“To be able to walk away from this, I think 20 years back from here people wouldn’t have been able to do that. So thank you very much to everyone involved in getting the safety up.”
VB checking on Mick, what a man ❤️🙏 pic.twitter.com/6yFYppgdqg
— F1 Reaction Pictures (@FormulaReaction) March 26, 2022
Schumacher was ruled out of Sunday night’s grand prix, not because of health issues but because of a shortage of parts should Haas suffer another big accident before heading to Melbourne for the Australian GP.
Speaking about his crash, the 23-year-old added: “It’s interesting because most of the time when you have an accident, or you know something is going wrong, the time changes a bit, like it feels a bit slower.

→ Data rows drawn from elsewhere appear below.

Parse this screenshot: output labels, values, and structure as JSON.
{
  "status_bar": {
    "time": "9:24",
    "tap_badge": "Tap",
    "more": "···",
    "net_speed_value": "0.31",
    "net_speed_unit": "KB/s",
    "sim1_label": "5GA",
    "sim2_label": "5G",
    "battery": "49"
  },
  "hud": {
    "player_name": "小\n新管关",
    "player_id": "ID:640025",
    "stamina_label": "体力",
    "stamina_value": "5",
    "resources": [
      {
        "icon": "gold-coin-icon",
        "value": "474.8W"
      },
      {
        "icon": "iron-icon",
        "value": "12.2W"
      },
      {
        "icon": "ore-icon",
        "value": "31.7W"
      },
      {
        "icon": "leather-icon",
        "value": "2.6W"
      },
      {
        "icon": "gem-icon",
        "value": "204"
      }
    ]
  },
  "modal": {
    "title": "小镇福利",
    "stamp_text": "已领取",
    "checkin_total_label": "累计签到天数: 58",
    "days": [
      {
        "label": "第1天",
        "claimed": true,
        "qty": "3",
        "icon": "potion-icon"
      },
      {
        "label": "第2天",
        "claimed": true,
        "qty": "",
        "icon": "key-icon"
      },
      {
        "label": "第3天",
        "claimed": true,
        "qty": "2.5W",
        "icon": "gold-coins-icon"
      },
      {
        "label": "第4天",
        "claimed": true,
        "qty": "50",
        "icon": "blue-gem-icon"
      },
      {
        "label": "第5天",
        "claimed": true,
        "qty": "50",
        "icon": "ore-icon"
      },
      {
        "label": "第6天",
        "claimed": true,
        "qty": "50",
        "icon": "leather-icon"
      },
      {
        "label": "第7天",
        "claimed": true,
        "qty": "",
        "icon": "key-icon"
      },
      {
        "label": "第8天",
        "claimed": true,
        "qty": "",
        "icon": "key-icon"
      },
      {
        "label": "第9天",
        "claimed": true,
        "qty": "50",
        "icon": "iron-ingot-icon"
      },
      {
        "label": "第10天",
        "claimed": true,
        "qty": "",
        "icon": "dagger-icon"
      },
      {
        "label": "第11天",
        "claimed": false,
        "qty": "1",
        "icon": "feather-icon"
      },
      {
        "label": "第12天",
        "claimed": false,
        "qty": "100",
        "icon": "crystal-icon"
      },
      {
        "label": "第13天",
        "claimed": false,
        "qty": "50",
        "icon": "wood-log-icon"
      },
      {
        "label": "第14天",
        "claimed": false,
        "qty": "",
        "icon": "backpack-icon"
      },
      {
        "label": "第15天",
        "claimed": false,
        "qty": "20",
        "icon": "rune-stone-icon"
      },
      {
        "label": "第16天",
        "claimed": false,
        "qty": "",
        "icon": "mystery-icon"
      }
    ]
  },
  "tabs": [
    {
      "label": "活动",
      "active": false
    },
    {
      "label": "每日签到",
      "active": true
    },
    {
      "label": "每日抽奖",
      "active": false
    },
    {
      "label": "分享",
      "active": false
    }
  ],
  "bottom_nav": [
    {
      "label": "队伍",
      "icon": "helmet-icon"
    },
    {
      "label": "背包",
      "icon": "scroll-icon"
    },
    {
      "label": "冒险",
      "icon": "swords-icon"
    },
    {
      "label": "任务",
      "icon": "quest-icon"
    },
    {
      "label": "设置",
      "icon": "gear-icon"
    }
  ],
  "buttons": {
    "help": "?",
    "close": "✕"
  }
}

“I saw the wall coming towards me, I knew I could prepare for impact and stuff. It was unfortunate because I had the car for, to sure, go into Q3 but we’ll have to do it in Melbourne now.”
This year Formula 1 took additional steps to improve the safety of the cars, those said to be responsible for almost half of this year’s 43kg increase in the car’s weight.
But while the cars may be safer, are the circuits?
The Jeddah Corniche Circuit was labelled the “most dangerous” on the calendar by Sergio Perez while Carlos Sainz questioned is it “worth it”.
As for Schumacher, he said of the Saudi circuit: “I think there are things we have to have a look at. I don’t know what will happen in the future but if (we return) we would have to have a serious discussion about it.”
Former F1 driver turned Sky Sports commentator Jenson Button explained that the fact that Schumacher’s accident continued rather than his car coming to a dead stop actually prevented injuries.
“I think last year we all knew it was an unbelievably quick circuit for a street circuit – concrete barriers, which are much harder to hit than tyres,” said the Briton.
“People will probably say ‘why aren’t there tyres where he hit the wall’, but you wouldn’t want that because it would stop the car too quickly, the G-force would be through the roof and it would knock you out very easily.
“You need the concrete barriers, but maybe it’s the angle of the barrier that needs to change. But when you watch that, it’s a split second before he hits the barrier.
“He’s lost control and is immediately into the wall because he hits the brakes, you see the lock-up and it’s just before he hits the wall. It shows how quickly these cars are travelling through that section.”
Source: Read Full Article